file photo

file photo

Housing and finance insiders call for subsidized housing families can own, instead of rent

Advocates say increasing homeownership will strengthen the community, build intergenerational wealth

The Housing nonprofit, Homestead Community Land Trust, hosted a seminar on Sept. 22 with housing advocates from municipal government and financial institutions who advocated for a greater focus on increasing home ownership in communities in King County.

Mark Santos-Johnson, the community development & housing manager for the City of Renton, said the value of housing in King County markets is growing at rate much higher than what many working families can afford, risking the displacement of folks in these communities, particularly for low income demographics and people of color.

“People that work in the community should be able to afford to live there.” Santos-Johnson said.

A strategy commonly taken by local governments is to subsidize the development of affordable rental housing. Santos-Johnson said this method is problematic because it leaves certain individuals and families to only aspire to be lifetime tenets instead of homeowners. He said homeownership is important because it helps build wealth and economic mobility, especially for BIPOC communities.

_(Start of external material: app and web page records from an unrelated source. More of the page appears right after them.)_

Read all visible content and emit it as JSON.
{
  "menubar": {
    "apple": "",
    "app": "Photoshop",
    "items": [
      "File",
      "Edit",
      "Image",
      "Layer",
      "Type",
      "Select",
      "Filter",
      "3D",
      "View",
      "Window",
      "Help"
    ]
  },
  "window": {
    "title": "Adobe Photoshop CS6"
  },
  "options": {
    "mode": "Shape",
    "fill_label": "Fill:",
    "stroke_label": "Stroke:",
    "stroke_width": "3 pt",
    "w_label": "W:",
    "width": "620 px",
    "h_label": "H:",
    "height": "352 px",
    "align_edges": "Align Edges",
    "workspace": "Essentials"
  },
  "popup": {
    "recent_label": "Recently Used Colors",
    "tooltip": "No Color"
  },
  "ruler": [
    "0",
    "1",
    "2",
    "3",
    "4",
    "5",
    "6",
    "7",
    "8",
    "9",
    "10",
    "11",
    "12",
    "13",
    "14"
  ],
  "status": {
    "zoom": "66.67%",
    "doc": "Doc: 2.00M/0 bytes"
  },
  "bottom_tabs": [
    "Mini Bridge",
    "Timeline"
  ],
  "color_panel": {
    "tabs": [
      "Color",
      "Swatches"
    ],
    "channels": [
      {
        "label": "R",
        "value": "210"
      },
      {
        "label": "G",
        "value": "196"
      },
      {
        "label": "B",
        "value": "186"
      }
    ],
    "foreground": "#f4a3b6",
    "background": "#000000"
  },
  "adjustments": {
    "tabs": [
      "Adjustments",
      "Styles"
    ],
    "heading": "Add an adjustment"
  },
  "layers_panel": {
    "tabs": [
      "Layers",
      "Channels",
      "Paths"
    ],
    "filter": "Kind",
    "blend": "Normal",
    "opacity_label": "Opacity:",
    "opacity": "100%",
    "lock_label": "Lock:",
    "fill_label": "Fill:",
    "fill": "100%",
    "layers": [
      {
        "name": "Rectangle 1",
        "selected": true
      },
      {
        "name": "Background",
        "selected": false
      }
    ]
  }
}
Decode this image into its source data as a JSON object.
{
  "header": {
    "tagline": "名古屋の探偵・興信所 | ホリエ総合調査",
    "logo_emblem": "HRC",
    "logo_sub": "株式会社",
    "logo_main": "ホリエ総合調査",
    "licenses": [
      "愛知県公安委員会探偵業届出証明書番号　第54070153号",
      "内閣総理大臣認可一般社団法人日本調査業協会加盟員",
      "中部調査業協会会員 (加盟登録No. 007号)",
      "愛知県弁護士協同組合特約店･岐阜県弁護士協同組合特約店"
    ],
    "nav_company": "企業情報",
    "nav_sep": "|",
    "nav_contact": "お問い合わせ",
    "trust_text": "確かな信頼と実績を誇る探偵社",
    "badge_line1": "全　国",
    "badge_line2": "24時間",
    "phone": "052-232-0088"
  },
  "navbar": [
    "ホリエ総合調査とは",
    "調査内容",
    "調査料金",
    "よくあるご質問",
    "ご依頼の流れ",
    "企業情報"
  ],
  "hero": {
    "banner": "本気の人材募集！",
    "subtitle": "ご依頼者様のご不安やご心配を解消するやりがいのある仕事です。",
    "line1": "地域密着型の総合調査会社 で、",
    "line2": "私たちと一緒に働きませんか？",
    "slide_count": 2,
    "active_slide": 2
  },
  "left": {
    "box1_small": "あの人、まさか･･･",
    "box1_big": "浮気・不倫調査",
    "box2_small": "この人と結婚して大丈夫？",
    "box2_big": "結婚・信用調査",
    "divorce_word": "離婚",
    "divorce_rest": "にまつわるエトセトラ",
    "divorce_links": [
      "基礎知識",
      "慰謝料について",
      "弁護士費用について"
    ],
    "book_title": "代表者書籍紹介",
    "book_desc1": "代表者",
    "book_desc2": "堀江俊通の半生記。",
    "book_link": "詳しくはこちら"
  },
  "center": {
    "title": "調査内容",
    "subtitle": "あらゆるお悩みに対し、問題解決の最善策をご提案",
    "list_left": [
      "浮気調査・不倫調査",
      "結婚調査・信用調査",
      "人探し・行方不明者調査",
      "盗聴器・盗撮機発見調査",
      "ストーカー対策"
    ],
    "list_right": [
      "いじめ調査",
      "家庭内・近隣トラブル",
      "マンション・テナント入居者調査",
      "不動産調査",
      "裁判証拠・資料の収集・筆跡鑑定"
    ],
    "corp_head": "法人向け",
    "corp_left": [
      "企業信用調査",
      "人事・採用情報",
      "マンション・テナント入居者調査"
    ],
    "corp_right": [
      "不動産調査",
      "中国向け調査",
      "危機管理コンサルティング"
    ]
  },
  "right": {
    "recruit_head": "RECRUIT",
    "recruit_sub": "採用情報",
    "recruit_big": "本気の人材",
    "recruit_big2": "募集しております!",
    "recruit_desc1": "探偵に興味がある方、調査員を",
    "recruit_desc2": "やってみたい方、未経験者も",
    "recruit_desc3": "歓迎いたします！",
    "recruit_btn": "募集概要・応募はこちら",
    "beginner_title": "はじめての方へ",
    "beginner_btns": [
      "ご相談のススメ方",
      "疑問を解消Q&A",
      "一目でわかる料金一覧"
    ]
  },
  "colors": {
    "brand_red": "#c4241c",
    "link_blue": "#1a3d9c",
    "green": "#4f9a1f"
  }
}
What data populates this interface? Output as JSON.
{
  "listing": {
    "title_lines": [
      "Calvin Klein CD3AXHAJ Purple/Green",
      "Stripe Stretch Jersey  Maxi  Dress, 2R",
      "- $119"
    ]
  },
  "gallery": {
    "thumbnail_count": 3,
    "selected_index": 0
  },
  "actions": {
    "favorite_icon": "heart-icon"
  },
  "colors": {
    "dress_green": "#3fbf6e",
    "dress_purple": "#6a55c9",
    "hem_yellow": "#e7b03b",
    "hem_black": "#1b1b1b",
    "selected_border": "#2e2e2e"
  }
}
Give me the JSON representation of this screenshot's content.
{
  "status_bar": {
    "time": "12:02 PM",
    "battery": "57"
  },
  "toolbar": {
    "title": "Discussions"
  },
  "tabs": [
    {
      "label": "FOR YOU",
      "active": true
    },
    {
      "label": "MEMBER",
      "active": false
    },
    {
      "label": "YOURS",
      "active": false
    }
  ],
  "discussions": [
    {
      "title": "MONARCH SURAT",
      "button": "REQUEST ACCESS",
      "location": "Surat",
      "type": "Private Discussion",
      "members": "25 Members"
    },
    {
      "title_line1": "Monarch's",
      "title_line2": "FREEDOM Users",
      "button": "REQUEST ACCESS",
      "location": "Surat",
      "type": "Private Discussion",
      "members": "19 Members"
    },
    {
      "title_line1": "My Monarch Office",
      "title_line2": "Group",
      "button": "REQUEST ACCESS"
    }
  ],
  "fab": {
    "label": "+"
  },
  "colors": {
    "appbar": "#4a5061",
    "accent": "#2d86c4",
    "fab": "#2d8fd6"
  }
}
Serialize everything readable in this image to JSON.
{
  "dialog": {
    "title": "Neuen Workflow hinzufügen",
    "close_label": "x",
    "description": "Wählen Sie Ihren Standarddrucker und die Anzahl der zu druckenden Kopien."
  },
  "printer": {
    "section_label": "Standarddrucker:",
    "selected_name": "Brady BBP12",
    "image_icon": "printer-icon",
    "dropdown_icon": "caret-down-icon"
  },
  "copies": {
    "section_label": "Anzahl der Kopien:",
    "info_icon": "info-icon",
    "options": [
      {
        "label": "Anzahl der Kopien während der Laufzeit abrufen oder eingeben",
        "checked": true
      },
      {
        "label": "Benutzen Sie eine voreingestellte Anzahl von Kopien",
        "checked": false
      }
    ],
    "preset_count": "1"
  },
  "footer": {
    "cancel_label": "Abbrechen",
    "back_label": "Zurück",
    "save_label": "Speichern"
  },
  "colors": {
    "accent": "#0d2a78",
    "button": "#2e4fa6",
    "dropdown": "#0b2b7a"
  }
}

Corporate Responsibility Specialist at JPMorgan Chase’s Office of Nonprofit Engagement, Carla Strickland, said homeownership is good for the entire economy. She said homeownership is “crucial” in building the strength and stability of a community, and allows for the accrual of intergenerational wealth.

President and Chief Executive Officer of Verity Credit Union, Tonita Webb, said homeownership in general is heading in the wrong direction thanks to a housing market that has priced out many lower-income homebuyers. She said after decades of policies and financial practices that were decided to exclude certain communities and demographics from homeownership, many BIPOC community members do not see owning a home as something they could feasibly achieve.

Webb said equity, in this case, requires a “breaking of the system” and the policies that created the market we are currently in. She said financial institutions need to change how they view risk and to “stop calling communities risky” and to instead begin investing in them.

During the seminar, all three of the industry insiders advocated for increased partnership between public and private agencies in order to provide subsidized housing for families to own, rather than to rent.


Talk to us

Please share your story tips by emailing editor@kentreporter.com.

To share your opinion for publication, submit a letter through our website https://www.kentreporter.com/submit-letter/. Include your name, address and daytime phone number. (We’ll only publish your name and hometown.) Please keep letters to 300 words or less.

More in News

Sixty students in the Kent School District have been diagnosed with COVID-19 since Oct. 1, including six at Kent-Meridian High School. COURTESY PHOTO, Kent School District
Kent School District reports 60 COVID-19 student cases so far in October

First released report with student, staff cases at each school

t
Kent City Council adds $500,000 for sidewalks to 2022 budget

Also favors $200,000 to pay homeless people to remove graffiti

Stock photo
Kent man killed by train while standing on tracks

Oct. 20 near the 700 block of First Avenue North in Kent

t
Enrollment drops again in Kent School District

A decrease of 1,304 students this year compared to September 2020

Geographic dispersion of Washington State Patrol commissioned personnel who lost their jobs Oct. 18. (Washington State Patrol)
Rather than get vaccine, nearly 1,900 state workers lose jobs

Exactly how many people will be out of work for ignoring Gov.… Continue reading

t
SeaTac girl faces additional hit-and-run charges

Same driver who reportedly killed Maple Valley jogger also injured man in Des Moines

King County Courthouse adjacent to City Hall Park (courtesy of City of Seattle)
County council votes to take dangerous park out of Seattle’s hands

City Hall Park, next to the courthouse in downtown Seattle, has had multiple reports of crime.

Most Read